Very few would invest the time, energy and resources required to do something that has already been done well. Reinvent the wheel. Build a better mousetrap. Write a marching band field show. Wait! Surely there is still room for creativity and originality in the vast arena of field shows. Indeed, as long as there is music to be played, there is opportunity for individual expression. But how does a director find that new sound or write a wildly fresh and creative drill year after year?
Show creation and drill design can be drawn from at least three sources. A director may write his/her own show, (and financially subsidize Starbucks with the amount of coffee consumed in the late night hours of summer vacation as he/she attempts to sound the depths of their creative reservoir). A director may hire others with specialized skills and expertise to put together the project for his/her organization. Finally, a director may obtain a pre-designed show which allows him/her to use the product "as is" or tailor it according to his/her own ability and whatever resources that may be available.
Coming up with new and fresh ideas can be exciting for many directors and often proves to be a powerful incentive for writing a show. Because of declining budgets and reduced staff, writing your own drill is now a common choice for its financial benefits. With this decision also comes the inherent ability to determine your end product. You hold the reigns to the design, direction and just about every other aspect of your production.
What could be the downside? Writing a show is no easy task. The time, energy, and focus needed to transfer an idea from the visionary screen in your mind to the marching field takes knowledge, patience and a significant degree of expertise. Most of us do not have the concentrated time to focus on this with all the other issues of life clamoring for attention. Even someone with the time, creativity and talent must look for inspiration from others or incorporate a new approach from time to time to keep the active juices flowing.
This is when others may be called upon to assist with the creation of a field show. Help may range from one or two assistants at band camp all the way to hiring music arrangers and drill writers to put it together. Incorporating the expertise of others often raises the bar and allows for the production of a better show, while still providing the director with some creative control. This option also paves the way for a unique product and one-of-a-kind presentation.
Though a team of creative and knowledgeable people may take you "over the top" with a wide array of possibilities, you must also realize you may be at the mercy of these individuals. They may not always have the credentials or experience you anticipate. They may not follow through and meet your timeline or quality expectations. They also will be much more expensive than any other option available. In addition, a number of legal and technical requirements, such as copyright permissions, may still be an issue. Though the dangers and price of a "one man show" are significant, delegating the design and production of your show to others may not always bring optimally desired results either.

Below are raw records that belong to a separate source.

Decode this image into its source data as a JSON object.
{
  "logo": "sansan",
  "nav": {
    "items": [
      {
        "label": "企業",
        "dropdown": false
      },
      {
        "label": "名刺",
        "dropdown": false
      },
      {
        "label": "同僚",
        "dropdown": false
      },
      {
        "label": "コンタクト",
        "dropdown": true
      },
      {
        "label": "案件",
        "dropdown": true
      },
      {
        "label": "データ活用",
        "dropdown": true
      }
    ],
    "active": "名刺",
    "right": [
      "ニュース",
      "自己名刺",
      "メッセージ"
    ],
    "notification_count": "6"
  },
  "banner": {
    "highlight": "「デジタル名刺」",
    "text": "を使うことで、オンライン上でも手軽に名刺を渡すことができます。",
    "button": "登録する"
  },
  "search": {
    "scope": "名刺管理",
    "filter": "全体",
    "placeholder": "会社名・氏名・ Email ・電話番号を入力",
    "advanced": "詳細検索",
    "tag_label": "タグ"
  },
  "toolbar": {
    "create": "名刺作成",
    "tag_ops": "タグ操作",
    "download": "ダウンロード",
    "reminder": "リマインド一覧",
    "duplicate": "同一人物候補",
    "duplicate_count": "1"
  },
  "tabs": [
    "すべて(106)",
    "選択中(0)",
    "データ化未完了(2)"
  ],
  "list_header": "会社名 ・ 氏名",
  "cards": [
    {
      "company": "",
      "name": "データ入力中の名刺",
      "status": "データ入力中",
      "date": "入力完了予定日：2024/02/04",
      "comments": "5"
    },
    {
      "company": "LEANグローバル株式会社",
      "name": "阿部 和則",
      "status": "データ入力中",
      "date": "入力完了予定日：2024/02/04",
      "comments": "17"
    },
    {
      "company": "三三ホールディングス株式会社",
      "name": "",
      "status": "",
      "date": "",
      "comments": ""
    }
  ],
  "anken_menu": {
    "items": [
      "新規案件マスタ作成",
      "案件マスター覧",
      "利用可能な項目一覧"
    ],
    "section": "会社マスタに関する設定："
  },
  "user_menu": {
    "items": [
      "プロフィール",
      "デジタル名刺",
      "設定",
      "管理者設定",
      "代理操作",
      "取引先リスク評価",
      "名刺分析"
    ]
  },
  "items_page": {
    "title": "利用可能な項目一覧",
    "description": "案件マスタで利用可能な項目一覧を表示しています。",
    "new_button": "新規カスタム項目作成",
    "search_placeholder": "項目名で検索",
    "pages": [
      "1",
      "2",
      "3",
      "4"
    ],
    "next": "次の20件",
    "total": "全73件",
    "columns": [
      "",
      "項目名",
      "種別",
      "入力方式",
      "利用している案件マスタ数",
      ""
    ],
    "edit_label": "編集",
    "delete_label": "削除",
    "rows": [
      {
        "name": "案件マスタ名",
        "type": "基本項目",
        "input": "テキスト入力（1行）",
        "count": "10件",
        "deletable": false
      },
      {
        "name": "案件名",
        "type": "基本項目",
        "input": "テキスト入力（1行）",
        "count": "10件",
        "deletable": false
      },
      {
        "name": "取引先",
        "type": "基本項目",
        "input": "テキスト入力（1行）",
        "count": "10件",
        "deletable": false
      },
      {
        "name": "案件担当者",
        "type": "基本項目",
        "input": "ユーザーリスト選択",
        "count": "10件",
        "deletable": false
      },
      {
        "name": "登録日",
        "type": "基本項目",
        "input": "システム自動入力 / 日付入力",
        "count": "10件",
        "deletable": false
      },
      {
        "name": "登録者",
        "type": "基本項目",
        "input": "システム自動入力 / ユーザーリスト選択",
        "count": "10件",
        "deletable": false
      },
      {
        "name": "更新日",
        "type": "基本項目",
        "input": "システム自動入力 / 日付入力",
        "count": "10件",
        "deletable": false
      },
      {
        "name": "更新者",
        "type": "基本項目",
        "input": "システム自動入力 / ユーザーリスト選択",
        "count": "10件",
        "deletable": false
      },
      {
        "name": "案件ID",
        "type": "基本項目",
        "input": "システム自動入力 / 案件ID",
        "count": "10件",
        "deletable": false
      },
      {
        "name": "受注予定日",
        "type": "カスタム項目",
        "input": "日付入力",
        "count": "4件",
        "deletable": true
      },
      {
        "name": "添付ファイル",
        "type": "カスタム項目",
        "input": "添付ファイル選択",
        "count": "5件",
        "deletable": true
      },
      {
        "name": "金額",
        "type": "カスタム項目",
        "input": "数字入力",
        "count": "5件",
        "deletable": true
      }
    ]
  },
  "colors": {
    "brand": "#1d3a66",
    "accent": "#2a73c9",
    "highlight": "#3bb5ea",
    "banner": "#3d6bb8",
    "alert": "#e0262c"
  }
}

Is there another option? Purchasing a pre-designed show may be the ultimate choice for those directors feeling constrained by their own limitations of time, money and ability. Even those who might have the resources to incorporate the talents of others often find a pre-designed show to be a terrific launching pad for a unique and exciting show. A pre-designed field show is relatively inexpensive and includes all the necessary ingredients for a cohesive and workable presentation. If a well-researched and solid product is selected, the director can relax in the confidence that he has a quality, proven show to present to his organization and audience.
As a launching pad or template, the possibilities of all that can be added to, subtracted from and enhanced in the purchased product are endless. Think of the music as the foundation of the building and the drill as the framework. Though the show would be structurally sound and may be performed successfully "as is," the addition of other elements such as color and decorative treatments are what make the structure unique. The range of possibilities is limited only by the time, money and talent available.
Still, the pre-designed product may restrict the appearance, flow and content of a show. Musical arrangements do not always take into consideration a special instrumentation or star musician. The drill may need to be adapted to your exact requirements. This lack of control over content and design may be overshadowed by the financial and time-saving benefits inherent in a pre-designed show. No longer do you get to band camp worn out from all-night sessions of writing drills. No longer do you have to wonder how many collisions will occur on the field between the trombonists and flutists or when the next section of drill will arrive from the designer. In this case, peace of mind is wonderful and valuable.
A director's priority is teaching and imparting the knowledge, art and passion of music. Time and energy spent on the "other stuff" must enhance and contribute to this learning process or be eliminated as a distraction and detriment to the ultimate goal. Field show preparation is no exception. Choose the option that best serves your priorities, personnel and resources. Finding a workable balance will keep you from going around the mountain again or reinventing the wheel.